Task goal:
Set down exactly, with nothing added, the lines from the one containing "Parse this screenshot: output" through the end of the entries.

Dataset content:

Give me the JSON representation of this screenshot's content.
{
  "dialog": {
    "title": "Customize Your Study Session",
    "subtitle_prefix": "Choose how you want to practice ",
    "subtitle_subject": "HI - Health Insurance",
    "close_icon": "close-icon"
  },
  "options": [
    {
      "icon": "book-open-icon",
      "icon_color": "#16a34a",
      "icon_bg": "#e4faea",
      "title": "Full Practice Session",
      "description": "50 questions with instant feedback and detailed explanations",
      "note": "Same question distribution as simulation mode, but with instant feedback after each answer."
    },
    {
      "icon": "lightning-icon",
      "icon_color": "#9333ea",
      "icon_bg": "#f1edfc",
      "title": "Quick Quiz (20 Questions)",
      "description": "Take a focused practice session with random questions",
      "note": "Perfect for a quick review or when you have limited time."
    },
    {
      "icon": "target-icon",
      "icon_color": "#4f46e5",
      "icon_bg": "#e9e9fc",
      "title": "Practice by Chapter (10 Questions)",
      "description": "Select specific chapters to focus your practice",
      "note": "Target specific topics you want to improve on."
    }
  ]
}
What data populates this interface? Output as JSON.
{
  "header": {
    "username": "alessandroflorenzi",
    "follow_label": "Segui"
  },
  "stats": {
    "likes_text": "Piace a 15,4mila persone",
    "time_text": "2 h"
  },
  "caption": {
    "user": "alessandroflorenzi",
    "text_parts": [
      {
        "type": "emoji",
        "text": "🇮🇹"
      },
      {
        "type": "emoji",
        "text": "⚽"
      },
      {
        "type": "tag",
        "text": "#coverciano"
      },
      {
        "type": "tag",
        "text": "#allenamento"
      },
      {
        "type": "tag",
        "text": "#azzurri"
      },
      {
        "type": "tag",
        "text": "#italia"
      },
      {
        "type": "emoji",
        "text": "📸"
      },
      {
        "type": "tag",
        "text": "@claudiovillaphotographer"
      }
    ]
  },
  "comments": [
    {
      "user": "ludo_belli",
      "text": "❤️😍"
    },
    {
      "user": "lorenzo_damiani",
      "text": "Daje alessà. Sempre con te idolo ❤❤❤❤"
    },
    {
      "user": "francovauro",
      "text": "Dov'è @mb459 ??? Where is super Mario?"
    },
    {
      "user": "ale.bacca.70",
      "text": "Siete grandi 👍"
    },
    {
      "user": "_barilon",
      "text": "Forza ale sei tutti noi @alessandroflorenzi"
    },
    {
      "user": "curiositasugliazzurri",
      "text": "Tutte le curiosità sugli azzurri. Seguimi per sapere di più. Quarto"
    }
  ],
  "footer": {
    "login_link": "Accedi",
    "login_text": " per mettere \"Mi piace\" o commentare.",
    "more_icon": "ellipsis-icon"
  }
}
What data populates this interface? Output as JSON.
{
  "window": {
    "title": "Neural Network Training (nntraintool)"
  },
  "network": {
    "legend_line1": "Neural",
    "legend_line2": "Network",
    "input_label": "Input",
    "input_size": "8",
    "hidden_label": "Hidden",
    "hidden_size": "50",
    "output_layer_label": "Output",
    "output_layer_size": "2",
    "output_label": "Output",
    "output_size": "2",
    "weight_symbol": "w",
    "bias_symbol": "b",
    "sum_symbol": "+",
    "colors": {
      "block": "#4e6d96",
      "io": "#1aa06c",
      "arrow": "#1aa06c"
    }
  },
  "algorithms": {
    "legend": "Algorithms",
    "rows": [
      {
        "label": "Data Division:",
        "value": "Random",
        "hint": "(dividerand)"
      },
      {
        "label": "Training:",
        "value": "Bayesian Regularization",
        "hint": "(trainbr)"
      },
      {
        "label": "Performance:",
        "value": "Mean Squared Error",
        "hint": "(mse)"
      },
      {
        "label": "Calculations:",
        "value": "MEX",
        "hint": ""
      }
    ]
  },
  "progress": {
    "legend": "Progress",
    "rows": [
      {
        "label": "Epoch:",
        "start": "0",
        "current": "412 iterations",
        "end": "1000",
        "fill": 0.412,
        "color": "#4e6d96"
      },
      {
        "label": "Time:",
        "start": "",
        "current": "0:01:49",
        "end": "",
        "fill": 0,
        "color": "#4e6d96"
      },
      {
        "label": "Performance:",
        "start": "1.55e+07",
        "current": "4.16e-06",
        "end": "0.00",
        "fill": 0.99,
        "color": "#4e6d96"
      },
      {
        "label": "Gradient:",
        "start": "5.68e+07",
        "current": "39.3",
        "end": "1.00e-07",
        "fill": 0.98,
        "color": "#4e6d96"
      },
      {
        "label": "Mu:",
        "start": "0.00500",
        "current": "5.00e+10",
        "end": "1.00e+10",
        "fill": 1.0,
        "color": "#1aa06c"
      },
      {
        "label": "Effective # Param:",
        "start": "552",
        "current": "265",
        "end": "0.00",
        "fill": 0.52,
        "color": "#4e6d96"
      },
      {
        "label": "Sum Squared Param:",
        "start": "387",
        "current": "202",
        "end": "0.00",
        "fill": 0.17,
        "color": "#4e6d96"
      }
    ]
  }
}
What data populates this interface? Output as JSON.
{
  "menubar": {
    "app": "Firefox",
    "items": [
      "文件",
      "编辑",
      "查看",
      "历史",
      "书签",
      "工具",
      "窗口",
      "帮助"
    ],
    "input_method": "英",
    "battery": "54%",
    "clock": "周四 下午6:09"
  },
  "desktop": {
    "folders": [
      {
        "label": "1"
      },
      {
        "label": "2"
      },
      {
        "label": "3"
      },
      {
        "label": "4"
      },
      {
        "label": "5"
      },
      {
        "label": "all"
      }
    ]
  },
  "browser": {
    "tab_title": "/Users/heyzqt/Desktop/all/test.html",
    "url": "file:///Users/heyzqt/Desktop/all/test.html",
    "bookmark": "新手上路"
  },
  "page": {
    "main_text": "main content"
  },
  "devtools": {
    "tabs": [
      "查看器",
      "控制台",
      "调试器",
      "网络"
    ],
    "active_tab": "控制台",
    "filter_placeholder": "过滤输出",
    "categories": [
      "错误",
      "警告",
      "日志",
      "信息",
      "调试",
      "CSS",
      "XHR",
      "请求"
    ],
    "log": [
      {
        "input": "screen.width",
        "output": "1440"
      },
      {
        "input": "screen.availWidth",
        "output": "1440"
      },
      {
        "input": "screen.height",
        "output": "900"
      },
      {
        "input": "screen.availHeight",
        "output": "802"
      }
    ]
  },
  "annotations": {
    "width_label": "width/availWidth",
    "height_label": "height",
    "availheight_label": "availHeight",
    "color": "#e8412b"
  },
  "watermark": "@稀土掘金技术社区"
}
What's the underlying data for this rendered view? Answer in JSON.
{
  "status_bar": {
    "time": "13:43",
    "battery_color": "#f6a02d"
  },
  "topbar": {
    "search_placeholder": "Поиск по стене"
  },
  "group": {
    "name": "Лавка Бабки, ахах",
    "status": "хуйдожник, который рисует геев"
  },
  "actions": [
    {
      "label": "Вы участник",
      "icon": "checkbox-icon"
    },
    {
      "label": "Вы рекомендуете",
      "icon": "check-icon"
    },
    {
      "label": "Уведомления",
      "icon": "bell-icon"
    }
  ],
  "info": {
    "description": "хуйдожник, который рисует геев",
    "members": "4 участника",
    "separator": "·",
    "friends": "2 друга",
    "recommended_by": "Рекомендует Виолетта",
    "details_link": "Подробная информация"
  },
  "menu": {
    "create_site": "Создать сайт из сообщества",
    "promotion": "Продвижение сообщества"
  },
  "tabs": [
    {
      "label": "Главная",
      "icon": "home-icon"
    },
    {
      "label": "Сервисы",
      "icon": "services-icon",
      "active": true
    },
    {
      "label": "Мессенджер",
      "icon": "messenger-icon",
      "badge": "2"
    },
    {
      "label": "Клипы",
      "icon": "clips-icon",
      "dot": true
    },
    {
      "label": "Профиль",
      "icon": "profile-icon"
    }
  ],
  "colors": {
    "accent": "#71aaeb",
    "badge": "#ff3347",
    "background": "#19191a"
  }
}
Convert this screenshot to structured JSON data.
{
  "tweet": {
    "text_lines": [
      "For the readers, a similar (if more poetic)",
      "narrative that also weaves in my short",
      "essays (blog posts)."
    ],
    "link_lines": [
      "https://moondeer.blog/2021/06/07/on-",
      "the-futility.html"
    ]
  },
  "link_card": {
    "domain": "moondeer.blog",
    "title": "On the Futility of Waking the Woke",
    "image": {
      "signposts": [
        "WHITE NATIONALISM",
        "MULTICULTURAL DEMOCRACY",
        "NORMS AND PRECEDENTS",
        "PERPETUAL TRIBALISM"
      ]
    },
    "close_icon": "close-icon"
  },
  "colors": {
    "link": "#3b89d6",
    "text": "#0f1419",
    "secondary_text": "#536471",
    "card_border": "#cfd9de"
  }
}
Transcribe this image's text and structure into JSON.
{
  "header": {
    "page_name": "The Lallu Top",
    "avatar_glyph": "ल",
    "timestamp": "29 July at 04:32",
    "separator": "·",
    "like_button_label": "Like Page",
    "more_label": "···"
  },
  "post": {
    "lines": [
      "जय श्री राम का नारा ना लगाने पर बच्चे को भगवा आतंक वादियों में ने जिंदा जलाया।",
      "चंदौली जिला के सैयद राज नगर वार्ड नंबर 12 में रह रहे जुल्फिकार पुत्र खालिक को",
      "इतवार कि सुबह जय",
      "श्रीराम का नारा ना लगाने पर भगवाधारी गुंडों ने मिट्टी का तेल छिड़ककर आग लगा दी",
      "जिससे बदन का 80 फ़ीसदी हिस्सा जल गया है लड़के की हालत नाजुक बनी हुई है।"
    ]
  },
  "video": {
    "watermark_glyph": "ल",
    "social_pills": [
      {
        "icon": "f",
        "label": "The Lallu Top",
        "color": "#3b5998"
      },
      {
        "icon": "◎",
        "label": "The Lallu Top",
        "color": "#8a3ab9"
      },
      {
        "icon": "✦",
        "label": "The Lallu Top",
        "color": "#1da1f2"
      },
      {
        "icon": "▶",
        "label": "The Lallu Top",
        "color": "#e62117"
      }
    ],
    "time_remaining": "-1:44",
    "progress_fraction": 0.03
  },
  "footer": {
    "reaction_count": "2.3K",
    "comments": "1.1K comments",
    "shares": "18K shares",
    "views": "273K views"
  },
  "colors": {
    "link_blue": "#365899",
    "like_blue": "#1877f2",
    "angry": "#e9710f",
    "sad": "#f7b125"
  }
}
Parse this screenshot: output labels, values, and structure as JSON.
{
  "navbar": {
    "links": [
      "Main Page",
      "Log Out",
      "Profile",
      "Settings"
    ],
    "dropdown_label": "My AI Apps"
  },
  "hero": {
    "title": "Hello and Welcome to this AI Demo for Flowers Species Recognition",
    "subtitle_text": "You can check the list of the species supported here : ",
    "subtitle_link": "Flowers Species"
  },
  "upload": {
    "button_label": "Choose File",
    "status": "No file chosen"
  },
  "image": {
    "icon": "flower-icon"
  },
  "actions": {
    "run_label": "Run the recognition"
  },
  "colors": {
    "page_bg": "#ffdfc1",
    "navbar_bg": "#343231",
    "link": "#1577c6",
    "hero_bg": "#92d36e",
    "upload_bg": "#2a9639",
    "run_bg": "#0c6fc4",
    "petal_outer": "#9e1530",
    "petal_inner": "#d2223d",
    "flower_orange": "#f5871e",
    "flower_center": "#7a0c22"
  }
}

Solution:
Parse this screenshot: output labels, values, and structure as JSON.
{
  "navbar": {
    "links": [
      "Main Page",
      "Log Out",
      "Profile",
      "Settings"
    ],
    "dropdown_label": "My AI Apps"
  },
  "hero": {
    "title": "Hello and Welcome to this AI Demo for Flowers Species Recognition",
    "subtitle_text": "You can check the list of the species supported here : ",
    "subtitle_link": "Flowers Species"
  },
  "upload": {
    "button_label": "Choose File",
    "status": "No file chosen"
  },
  "image": {
    "icon": "flower-icon"
  },
  "actions": {
    "run_label": "Run the recognition"
  },
  "colors": {
    "page_bg": "#ffdfc1",
    "navbar_bg": "#343231",
    "link": "#1577c6",
    "hero_bg": "#92d36e",
    "upload_bg": "#2a9639",
    "run_bg": "#0c6fc4",
    "petal_outer": "#9e1530",
    "petal_inner": "#d2223d",
    "flower_orange": "#f5871e",
    "flower_center": "#7a0c22"
  }
}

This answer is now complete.